“So here, the members of the mediation committee are the likely parties to the disputes (Cabinet and the Executive Council), the ones who are also responsible to trigger the disputes. This is quite odd in itself, as it is standard best practice for such disputes to be resolved by an impartial mediator (or team of mediators).
"However, that apart, a mediation committee dominated by the Prime Minister and the Cabinet destroys any semblance of equality of status of Tobago, or of determination in Tobago of its political, economic, social and cultural development."
He said even the current THA Act has a more balanced, impartial and quasi-judicial approach to the mediation process as it provides for a dispute resolution commission comprising the Ombudsman, or someone else with judicial or quasi-judicial experience agreed to by the Government and the THA, as chairman; and four other members, two appointed by the Government and two by the THA.
Augustine: It recolonises Tobago
PDP deputy political leader Farley Augustine believes the draft Tobago Internal Self-Government Bill and the Tobago Island Administration Bill recolonises the island.
He made the statement on Friday at the start of a two-day public consultation, hosted by the JSC, which reviewed both pieces of legislation.
The consultation was held at the Victor E Bruce Financial Complex, Scarborough.
JSC members Clarence Rambharat, Nigel De Freitas, Renuka Sagramsingh-Sooklal, Shamfa Cudjoe and Maria Dillon-Remy attended physically while the other members, including chairman Camille Robinson-Regis, appeared virtually.
Augustine, who led a team of five PDP assemblymen, excluding political leader Watson Duke, told members the party had discussed the draft bills with many people over the past few days.
Augustine said, “We have found that the consensus from the people we represent is that the bill – despite saying that it wishes to amend the Constitution to afford Tobago equality in status with Trinidad – we have found that the mechanisms that were placed within the Constitution Amendment (Tobago Self-Government) and the Tobago Bill does not, in fact, afford such equality in status,” he said.

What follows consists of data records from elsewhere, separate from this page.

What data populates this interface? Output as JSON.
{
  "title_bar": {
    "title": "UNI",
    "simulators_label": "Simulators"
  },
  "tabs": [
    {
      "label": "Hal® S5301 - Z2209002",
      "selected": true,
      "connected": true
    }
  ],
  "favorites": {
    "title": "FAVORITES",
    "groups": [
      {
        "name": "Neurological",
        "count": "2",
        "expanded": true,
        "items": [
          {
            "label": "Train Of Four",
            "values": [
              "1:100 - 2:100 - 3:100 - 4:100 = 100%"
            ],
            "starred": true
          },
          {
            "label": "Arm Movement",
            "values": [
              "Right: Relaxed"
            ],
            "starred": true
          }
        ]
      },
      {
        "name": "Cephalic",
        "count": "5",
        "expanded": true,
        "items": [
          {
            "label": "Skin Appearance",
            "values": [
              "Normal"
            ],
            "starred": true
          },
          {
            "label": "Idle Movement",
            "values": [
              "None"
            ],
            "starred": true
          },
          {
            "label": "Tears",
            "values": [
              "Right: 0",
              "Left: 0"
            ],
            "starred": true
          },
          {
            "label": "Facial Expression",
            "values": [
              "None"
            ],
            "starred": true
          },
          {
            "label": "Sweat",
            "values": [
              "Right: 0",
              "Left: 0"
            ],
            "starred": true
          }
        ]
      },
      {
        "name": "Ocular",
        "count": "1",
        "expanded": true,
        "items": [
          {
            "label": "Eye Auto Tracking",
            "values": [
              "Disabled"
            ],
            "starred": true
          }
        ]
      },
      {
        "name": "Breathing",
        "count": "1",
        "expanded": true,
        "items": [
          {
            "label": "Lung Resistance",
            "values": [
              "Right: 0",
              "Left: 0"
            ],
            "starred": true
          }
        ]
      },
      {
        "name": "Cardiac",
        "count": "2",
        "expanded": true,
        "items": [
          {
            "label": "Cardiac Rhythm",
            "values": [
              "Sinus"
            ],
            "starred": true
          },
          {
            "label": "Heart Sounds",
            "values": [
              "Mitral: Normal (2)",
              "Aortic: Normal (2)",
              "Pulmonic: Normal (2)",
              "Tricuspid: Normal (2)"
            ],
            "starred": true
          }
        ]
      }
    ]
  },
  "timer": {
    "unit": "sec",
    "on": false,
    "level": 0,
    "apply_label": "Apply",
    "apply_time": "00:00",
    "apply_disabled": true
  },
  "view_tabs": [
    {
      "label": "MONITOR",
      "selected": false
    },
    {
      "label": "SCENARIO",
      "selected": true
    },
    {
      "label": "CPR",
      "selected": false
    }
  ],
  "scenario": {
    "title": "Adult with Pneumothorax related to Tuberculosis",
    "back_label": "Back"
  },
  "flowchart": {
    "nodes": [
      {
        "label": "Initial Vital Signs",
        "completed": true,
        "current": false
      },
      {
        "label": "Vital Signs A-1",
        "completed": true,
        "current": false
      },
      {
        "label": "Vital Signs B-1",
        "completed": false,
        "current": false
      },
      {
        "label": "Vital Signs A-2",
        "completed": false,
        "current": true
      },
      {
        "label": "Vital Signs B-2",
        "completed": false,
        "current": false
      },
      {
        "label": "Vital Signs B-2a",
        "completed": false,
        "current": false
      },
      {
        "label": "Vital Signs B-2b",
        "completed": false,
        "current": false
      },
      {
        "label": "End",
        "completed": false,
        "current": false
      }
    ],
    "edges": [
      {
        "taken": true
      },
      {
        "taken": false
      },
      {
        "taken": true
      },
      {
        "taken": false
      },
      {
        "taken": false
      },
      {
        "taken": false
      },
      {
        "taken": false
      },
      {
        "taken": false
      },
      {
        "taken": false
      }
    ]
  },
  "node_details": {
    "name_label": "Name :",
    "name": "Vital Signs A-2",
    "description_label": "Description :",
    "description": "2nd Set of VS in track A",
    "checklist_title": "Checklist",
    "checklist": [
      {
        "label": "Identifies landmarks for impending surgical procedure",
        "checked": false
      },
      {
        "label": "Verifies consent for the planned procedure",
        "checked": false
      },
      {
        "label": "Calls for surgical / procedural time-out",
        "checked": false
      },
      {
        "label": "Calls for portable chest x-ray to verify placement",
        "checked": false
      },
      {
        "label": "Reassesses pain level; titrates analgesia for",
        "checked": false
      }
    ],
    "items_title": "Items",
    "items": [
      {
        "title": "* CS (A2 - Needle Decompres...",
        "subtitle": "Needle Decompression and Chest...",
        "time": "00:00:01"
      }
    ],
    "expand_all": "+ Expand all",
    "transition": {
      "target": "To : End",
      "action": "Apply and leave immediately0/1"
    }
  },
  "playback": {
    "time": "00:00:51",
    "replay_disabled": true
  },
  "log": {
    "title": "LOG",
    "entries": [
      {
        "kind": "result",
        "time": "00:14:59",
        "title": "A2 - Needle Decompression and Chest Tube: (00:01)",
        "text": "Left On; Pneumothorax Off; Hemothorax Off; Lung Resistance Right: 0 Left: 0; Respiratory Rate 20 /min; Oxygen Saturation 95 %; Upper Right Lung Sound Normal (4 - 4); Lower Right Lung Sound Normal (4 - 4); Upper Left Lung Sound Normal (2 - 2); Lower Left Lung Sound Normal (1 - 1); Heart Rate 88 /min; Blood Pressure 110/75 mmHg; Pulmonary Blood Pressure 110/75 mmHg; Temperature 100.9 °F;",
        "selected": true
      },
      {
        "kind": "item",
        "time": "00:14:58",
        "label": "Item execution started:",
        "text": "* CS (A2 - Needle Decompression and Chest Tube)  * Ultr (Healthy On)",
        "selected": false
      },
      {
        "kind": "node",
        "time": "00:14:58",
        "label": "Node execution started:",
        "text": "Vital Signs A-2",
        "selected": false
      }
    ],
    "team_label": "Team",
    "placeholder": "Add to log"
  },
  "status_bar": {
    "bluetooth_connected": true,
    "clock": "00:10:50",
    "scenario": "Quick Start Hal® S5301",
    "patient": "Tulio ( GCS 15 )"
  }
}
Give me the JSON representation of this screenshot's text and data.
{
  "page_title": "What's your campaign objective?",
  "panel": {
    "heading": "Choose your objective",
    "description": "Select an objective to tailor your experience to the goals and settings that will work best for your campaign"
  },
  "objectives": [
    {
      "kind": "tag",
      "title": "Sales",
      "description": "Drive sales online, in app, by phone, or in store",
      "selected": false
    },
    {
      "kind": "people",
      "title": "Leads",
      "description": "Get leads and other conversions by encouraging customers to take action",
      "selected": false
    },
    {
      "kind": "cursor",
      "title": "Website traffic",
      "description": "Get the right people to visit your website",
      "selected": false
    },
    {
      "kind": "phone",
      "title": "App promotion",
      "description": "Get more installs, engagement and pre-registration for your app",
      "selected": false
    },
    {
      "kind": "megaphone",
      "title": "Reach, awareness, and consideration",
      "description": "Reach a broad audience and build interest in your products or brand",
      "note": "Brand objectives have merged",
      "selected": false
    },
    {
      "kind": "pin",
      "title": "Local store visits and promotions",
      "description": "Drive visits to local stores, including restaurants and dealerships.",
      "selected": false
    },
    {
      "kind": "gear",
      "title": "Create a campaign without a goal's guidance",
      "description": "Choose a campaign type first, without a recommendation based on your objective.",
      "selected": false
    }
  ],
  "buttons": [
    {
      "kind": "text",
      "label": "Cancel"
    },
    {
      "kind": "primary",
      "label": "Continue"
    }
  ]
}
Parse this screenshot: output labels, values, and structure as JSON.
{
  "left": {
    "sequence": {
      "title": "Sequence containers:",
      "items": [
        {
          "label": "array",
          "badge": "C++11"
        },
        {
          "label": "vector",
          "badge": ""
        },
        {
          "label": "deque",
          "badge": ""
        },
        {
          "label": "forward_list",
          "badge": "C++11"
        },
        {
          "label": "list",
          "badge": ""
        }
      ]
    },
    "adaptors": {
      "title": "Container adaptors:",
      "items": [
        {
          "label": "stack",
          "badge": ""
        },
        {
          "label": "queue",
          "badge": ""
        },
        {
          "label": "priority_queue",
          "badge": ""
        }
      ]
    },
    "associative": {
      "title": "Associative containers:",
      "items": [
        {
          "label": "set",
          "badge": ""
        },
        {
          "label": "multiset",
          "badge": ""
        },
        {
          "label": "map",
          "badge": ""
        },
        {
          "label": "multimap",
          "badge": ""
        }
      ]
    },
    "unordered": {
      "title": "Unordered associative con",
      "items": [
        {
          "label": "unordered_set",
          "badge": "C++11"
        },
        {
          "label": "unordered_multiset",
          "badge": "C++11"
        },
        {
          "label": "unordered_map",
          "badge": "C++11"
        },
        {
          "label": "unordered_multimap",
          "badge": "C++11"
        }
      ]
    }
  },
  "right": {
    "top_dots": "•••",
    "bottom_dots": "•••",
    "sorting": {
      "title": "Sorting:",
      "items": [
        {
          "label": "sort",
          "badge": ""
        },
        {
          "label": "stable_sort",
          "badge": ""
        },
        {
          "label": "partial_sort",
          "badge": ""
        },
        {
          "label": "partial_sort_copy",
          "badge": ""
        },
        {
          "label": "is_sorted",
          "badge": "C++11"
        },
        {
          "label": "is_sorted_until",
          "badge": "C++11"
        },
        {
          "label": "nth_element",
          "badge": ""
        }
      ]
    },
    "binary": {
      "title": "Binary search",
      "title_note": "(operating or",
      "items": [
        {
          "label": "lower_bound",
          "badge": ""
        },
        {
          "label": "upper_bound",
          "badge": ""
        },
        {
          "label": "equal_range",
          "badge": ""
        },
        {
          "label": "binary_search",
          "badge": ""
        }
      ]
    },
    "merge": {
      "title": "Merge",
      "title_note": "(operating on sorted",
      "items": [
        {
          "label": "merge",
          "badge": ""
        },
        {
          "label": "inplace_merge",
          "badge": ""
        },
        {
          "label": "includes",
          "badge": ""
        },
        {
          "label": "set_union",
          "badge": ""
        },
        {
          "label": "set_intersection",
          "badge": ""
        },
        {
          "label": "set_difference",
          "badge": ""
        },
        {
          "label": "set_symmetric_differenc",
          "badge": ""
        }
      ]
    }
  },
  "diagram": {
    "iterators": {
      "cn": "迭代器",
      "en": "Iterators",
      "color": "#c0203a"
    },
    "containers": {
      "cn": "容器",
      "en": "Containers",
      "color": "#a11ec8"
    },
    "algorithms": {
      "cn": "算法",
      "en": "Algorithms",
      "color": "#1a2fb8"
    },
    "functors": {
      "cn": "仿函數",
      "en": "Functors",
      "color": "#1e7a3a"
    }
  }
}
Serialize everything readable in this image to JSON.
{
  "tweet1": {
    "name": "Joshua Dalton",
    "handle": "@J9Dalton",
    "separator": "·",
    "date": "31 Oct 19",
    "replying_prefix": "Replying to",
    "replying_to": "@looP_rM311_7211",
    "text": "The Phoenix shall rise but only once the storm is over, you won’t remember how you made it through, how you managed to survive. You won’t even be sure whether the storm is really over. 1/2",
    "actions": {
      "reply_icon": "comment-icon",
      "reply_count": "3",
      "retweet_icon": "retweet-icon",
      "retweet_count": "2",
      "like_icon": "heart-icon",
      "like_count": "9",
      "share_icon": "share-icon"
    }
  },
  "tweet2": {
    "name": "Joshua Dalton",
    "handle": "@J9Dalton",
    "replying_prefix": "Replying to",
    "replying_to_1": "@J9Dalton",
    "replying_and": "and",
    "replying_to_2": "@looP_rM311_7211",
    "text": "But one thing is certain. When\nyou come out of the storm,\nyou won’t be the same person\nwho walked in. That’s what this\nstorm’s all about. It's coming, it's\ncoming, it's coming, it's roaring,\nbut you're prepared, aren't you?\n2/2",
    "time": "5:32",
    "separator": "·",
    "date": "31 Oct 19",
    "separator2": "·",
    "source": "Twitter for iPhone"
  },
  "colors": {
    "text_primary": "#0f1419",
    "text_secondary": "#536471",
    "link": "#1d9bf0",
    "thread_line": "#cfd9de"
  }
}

“In fact, we have found that this bill all but recolonises Tobago.”
Clause Five of the Tobago Self-Government Bill states: “There shall be equality of status between the island of Trinidad and the island of Tobago within the sovereign democratic state of Trinidad and Tobago.”The first paragraph of the draft legislation also “confirms the recognition of the equality of status between the island of Tobago and the island of Trinidad within the unitary state of Trinidad and Tobago.”
According to Augustine, Cabinet, in the body of the legislation, still plays a major role in the decision-making process.
“There cannot be equality of status when the overreach of the Cabinet continues to be broad and even broader than it is now.”
Saying both documents “poorly and in some cases wrongly defines Tobago,” Augustine argued the bill also entrenches a governance structure and model that does not lend itself to full participatory democracy.
“In many ways what we see is an attempt, perhaps, to mirror some of what we already have in the national Parliament. But that does not allow for the kinds of oversight that Tobago wants.”
He added: “We must bear in mind that the very construct of the THA, with the Chief Secretary and secretaries, where we sit around a horse shoe and we have a minority (leader) as opposed to an Opposition Leader, is because Tobago, from the onset, has been deliberate in wanting something that is different and may at times not even represent the Westminster style of governance to its fullest.”
Augustine said there has historically been an “element of fear” on the part of the Government whenever discussions about Tobago’s autonomy arise.
“As a result, we find that the ultimate goal, which is to allow Tobago to reach its fullest potential in terms of economic, social, cultural… Tobago will not be able to reach its fullest potential.”